Goal of the exercise | Only the lines that hold the word "Windows" are wanted from this listing.

Excerpted data |
----------------------------------------

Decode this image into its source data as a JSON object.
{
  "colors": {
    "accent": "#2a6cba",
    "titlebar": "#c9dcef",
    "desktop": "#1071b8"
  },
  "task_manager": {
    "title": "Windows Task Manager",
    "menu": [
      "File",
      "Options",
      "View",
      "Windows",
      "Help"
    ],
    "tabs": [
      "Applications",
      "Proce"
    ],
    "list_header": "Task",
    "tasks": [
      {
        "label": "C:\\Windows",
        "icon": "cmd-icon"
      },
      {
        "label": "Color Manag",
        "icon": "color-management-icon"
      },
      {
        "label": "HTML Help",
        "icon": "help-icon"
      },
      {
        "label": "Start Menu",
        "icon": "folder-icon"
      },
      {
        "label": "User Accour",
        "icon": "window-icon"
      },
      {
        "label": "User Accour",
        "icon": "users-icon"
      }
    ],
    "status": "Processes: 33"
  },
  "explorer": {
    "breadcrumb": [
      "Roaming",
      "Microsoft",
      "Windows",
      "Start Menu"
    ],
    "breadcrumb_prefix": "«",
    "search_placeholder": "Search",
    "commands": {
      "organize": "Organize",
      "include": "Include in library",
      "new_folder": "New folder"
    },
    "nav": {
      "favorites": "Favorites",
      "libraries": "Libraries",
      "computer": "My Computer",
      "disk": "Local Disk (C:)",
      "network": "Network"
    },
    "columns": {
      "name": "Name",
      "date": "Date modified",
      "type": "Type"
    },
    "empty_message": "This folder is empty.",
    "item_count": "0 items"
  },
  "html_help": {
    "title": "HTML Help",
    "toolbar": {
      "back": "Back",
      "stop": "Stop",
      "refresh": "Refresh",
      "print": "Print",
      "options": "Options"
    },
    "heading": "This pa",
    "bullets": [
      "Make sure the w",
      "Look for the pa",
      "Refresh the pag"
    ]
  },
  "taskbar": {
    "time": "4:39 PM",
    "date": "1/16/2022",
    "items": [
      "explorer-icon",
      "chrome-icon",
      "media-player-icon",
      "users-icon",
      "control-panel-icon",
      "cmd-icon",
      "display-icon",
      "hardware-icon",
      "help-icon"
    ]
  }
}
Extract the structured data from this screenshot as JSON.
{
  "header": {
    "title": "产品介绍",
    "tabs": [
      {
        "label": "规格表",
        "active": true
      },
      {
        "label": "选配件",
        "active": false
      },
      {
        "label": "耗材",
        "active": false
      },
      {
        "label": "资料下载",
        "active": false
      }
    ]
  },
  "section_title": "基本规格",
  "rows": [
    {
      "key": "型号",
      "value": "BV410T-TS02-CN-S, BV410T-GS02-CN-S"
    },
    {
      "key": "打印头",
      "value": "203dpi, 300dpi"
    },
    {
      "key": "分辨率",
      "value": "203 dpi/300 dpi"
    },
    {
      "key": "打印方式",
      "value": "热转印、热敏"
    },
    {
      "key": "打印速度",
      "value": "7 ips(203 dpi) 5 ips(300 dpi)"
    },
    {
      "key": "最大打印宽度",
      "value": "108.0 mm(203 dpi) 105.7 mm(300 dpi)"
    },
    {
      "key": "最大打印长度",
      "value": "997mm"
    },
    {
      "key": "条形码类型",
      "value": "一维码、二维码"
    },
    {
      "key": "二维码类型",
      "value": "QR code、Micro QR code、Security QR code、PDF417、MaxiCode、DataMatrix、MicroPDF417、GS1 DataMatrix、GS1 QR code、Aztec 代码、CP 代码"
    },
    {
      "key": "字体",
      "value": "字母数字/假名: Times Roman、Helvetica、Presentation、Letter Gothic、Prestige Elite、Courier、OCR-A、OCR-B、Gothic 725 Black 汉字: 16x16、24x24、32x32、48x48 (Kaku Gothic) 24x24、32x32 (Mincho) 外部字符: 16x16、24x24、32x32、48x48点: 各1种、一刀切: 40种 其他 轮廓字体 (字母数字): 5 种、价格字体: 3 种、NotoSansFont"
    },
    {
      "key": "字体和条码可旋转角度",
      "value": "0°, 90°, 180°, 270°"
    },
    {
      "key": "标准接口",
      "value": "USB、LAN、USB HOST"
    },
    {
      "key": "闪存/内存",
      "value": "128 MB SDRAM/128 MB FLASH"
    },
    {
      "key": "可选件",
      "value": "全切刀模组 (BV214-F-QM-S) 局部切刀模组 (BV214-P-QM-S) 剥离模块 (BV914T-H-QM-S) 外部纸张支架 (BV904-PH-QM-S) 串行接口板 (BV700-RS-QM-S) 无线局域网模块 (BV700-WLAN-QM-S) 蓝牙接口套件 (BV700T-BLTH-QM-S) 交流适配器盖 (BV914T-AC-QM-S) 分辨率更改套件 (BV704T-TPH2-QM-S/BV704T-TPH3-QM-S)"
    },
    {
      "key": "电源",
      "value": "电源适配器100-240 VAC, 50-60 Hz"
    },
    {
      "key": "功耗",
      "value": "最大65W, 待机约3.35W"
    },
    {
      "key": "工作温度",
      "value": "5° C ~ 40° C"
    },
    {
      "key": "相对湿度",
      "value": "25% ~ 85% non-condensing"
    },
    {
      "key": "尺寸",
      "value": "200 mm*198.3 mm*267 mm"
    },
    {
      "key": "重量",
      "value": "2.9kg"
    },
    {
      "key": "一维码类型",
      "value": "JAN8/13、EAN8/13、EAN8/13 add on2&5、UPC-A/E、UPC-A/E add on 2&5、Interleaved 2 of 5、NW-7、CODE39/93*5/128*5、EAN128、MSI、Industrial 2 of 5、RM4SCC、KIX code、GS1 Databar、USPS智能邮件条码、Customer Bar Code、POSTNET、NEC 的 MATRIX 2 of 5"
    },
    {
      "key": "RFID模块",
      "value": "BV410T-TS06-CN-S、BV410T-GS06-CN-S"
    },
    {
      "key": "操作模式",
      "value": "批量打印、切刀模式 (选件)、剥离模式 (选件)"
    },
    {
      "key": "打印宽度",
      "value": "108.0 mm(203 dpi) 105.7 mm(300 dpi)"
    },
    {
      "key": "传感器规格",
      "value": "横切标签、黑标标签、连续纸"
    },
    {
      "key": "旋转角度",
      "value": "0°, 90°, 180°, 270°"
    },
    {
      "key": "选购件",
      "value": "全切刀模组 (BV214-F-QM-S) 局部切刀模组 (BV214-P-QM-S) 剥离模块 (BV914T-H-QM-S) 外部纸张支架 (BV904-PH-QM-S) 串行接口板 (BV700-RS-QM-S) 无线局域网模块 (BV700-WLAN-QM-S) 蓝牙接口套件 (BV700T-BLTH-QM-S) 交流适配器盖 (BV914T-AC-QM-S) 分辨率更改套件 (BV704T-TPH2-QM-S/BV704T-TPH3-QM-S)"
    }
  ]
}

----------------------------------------

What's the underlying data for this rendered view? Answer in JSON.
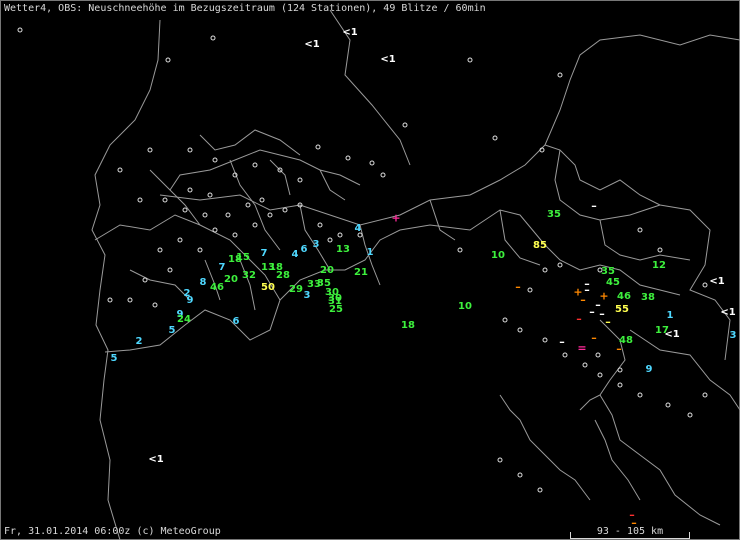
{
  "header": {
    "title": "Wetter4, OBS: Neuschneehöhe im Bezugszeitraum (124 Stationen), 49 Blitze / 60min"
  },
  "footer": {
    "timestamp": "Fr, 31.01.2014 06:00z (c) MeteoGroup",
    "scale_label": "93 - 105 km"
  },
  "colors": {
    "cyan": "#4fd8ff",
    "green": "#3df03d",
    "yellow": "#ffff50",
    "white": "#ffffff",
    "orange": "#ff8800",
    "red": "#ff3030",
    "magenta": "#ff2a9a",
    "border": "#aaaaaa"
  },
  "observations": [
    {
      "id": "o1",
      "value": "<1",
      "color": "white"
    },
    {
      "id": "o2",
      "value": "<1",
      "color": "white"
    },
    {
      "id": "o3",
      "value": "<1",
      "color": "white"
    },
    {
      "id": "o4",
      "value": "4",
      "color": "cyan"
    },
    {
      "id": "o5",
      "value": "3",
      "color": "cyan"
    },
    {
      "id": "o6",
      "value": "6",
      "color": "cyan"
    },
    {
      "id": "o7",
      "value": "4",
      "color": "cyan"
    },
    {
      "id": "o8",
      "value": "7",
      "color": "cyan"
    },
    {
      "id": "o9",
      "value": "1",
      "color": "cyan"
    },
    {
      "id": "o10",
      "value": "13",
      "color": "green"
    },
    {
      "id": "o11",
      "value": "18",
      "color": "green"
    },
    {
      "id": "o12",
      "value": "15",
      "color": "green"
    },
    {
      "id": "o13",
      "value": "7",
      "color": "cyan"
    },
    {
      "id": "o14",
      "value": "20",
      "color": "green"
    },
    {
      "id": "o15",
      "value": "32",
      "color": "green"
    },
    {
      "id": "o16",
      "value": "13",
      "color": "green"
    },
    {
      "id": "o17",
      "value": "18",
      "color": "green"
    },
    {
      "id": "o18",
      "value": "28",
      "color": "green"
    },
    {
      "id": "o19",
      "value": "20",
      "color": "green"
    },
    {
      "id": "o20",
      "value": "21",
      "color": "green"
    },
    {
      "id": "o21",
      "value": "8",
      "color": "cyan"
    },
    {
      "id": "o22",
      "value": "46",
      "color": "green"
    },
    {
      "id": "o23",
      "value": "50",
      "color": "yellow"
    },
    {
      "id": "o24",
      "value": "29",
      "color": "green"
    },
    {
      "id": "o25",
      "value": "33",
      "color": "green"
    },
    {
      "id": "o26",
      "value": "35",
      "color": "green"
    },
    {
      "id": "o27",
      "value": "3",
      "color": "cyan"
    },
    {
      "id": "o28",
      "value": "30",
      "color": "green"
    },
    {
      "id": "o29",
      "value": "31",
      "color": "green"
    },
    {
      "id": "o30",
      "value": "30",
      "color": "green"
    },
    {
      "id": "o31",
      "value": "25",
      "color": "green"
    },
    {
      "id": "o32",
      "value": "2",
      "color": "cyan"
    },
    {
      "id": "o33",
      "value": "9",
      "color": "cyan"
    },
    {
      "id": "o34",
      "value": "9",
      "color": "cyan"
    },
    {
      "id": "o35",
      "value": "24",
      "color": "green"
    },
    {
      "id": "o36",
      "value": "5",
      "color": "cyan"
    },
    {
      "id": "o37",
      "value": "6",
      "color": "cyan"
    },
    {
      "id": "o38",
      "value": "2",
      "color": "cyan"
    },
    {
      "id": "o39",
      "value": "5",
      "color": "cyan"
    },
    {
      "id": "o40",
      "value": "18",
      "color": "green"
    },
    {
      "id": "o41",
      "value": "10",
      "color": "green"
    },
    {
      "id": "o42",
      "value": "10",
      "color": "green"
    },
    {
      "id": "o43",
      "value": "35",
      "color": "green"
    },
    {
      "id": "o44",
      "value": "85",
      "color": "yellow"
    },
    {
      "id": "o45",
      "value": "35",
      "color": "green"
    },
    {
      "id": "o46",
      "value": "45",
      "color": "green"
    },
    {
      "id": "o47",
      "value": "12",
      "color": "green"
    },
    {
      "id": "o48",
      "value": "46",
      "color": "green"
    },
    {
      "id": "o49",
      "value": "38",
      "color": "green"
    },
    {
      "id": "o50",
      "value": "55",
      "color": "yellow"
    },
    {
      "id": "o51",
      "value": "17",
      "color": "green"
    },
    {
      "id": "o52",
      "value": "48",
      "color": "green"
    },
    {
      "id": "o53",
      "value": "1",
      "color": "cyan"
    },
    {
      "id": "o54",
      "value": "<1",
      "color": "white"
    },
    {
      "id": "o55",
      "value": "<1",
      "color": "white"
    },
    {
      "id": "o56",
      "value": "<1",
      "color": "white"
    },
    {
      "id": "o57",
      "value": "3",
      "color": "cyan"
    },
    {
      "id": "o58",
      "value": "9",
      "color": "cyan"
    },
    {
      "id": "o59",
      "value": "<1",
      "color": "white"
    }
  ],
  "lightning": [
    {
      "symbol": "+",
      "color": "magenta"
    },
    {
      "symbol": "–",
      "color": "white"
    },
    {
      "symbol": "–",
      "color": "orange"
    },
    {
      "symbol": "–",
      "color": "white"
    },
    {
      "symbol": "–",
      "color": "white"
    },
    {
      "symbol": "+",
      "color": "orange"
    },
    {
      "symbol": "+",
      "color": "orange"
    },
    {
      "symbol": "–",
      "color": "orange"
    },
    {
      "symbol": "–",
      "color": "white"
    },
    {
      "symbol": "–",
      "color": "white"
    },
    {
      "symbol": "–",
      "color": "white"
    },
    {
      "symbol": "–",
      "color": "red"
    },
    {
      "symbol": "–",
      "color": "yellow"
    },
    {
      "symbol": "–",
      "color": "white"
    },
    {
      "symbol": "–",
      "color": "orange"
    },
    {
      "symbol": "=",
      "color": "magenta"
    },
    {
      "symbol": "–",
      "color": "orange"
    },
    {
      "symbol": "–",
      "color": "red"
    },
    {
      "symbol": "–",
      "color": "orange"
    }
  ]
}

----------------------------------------

Exercise result |
    "title": "Windows Task Manager",
      "Windows",
        "label": "C:\\Windows",
      "Windows",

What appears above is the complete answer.